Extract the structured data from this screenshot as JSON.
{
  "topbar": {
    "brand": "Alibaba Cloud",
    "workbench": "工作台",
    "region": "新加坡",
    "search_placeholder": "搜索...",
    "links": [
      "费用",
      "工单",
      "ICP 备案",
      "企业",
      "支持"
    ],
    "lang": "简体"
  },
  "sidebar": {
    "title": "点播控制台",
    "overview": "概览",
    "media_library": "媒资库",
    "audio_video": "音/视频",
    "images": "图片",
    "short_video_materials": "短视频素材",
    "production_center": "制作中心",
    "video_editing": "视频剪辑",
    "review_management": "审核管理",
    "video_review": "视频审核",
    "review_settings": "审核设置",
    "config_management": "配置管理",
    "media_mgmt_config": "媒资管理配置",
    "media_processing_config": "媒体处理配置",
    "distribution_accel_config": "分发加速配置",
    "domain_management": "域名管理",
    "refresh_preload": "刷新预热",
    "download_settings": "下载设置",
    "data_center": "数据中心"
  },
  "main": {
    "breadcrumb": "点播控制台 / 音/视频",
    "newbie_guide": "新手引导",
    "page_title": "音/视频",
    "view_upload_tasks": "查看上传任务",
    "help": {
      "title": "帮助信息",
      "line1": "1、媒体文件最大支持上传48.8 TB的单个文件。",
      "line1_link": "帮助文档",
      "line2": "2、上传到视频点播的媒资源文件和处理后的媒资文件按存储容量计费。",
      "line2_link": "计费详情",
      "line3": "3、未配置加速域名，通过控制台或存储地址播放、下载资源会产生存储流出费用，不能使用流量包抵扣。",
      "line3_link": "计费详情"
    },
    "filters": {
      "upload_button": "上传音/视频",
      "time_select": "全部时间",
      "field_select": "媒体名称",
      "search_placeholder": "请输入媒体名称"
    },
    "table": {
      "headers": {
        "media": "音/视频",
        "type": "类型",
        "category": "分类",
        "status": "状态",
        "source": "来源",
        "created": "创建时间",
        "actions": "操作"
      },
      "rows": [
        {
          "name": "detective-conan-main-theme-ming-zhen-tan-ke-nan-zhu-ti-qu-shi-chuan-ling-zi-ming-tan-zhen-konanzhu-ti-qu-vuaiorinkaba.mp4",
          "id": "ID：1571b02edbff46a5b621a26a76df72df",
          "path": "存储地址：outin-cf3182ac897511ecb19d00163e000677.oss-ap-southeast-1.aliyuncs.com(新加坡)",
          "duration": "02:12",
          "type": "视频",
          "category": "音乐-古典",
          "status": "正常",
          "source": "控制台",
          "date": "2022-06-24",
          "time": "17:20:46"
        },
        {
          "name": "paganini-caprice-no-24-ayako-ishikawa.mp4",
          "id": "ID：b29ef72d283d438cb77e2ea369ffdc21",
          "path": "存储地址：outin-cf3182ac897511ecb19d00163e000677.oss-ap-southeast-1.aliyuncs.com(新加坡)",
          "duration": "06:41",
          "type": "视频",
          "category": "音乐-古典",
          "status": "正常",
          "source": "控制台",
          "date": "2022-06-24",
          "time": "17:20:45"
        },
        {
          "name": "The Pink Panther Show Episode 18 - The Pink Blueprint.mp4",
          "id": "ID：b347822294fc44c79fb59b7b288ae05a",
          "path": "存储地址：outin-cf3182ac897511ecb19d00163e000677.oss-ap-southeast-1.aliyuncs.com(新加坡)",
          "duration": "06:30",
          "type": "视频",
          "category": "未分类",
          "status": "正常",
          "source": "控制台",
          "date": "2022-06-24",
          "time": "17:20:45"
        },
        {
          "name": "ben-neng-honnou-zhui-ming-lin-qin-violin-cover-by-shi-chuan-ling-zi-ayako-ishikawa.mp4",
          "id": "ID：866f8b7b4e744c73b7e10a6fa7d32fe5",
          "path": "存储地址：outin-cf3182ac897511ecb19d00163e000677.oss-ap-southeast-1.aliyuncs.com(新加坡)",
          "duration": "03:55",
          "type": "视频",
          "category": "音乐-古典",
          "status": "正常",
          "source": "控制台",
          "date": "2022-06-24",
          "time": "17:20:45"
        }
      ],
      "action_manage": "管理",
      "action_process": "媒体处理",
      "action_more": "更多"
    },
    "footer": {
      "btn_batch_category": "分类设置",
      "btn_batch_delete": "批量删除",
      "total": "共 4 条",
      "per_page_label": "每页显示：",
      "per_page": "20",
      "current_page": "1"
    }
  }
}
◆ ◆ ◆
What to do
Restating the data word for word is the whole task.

Exercise result
Extract the structured data from this screenshot as JSON.
{
  "topbar": {
    "brand": "Alibaba Cloud",
    "workbench": "工作台",
    "region": "新加坡",
    "search_placeholder": "搜索...",
    "links": [
      "费用",
      "工单",
      "ICP 备案",
      "企业",
      "支持"
    ],
    "lang": "简体"
  },
  "sidebar": {
    "title": "点播控制台",
    "overview": "概览",
    "media_library": "媒资库",
    "audio_video": "音/视频",
    "images": "图片",
    "short_video_materials": "短视频素材",
    "production_center": "制作中心",
    "video_editing": "视频剪辑",
    "review_management": "审核管理",
    "video_review": "视频审核",
    "review_settings": "审核设置",
    "config_management": "配置管理",
    "media_mgmt_config": "媒资管理配置",
    "media_processing_config": "媒体处理配置",
    "distribution_accel_config": "分发加速配置",
    "domain_management": "域名管理",
    "refresh_preload": "刷新预热",
    "download_settings": "下载设置",
    "data_center": "数据中心"
  },
  "main": {
    "breadcrumb": "点播控制台 / 音/视频",
    "newbie_guide": "新手引导",
    "page_title": "音/视频",
    "view_upload_tasks": "查看上传任务",
    "help": {
      "title": "帮助信息",
      "line1": "1、媒体文件最大支持上传48.8 TB的单个文件。",
      "line1_link": "帮助文档",
      "line2": "2、上传到视频点播的媒资源文件和处理后的媒资文件按存储容量计费。",
      "line2_link": "计费详情",
      "line3": "3、未配置加速域名，通过控制台或存储地址播放、下载资源会产生存储流出费用，不能使用流量包抵扣。",
      "line3_link": "计费详情"
    },
    "filters": {
      "upload_button": "上传音/视频",
      "time_select": "全部时间",
      "field_select": "媒体名称",
      "search_placeholder": "请输入媒体名称"
    },
    "table": {
      "headers": {
        "media": "音/视频",
        "type": "类型",
        "category": "分类",
        "status": "状态",
        "source": "来源",
        "created": "创建时间",
        "actions": "操作"
      },
      "rows": [
        {
          "name": "detective-conan-main-theme-ming-zhen-tan-ke-nan-zhu-ti-qu-shi-chuan-ling-zi-ming-tan-zhen-konanzhu-ti-qu-vuaiorinkaba.mp4",
          "id": "ID：1571b02edbff46a5b621a26a76df72df",
          "path": "存储地址：outin-cf3182ac897511ecb19d00163e000677.oss-ap-southeast-1.aliyuncs.com(新加坡)",
          "duration": "02:12",
          "type": "视频",
          "category": "音乐-古典",
          "status": "正常",
          "source": "控制台",
          "date": "2022-06-24",
          "time": "17:20:46"
        },
        {
          "name": "paganini-caprice-no-24-ayako-ishikawa.mp4",
          "id": "ID：b29ef72d283d438cb77e2ea369ffdc21",
          "path": "存储地址：outin-cf3182ac897511ecb19d00163e000677.oss-ap-southeast-1.aliyuncs.com(新加坡)",
          "duration": "06:41",
          "type": "视频",
          "category": "音乐-古典",
          "status": "正常",
          "source": "控制台",
          "date": "2022-06-24",
          "time": "17:20:45"
        },
        {
          "name": "The Pink Panther Show Episode 18 - The Pink Blueprint.mp4",
          "id": "ID：b347822294fc44c79fb59b7b288ae05a",
          "path": "存储地址：outin-cf3182ac897511ecb19d00163e000677.oss-ap-southeast-1.aliyuncs.com(新加坡)",
          "duration": "06:30",
          "type": "视频",
          "category": "未分类",
          "status": "正常",
          "source": "控制台",
          "date": "2022-06-24",
          "time": "17:20:45"
        },
        {
          "name": "ben-neng-honnou-zhui-ming-lin-qin-violin-cover-by-shi-chuan-ling-zi-ayako-ishikawa.mp4",
          "id": "ID：866f8b7b4e744c73b7e10a6fa7d32fe5",
          "path": "存储地址：outin-cf3182ac897511ecb19d00163e000677.oss-ap-southeast-1.aliyuncs.com(新加坡)",
          "duration": "03:55",
          "type": "视频",
          "category": "音乐-古典",
          "status": "正常",
          "source": "控制台",
          "date": "2022-06-24",
          "time": "17:20:45"
        }
      ],
      "action_manage": "管理",
      "action_process": "媒体处理",
      "action_more": "更多"
    },
    "footer": {
      "btn_batch_category": "分类设置",
      "btn_batch_delete": "批量删除",
      "total": "共 4 条",
      "per_page_label": "每页显示：",
      "per_page": "20",
      "current_page": "1"
    }
  }
}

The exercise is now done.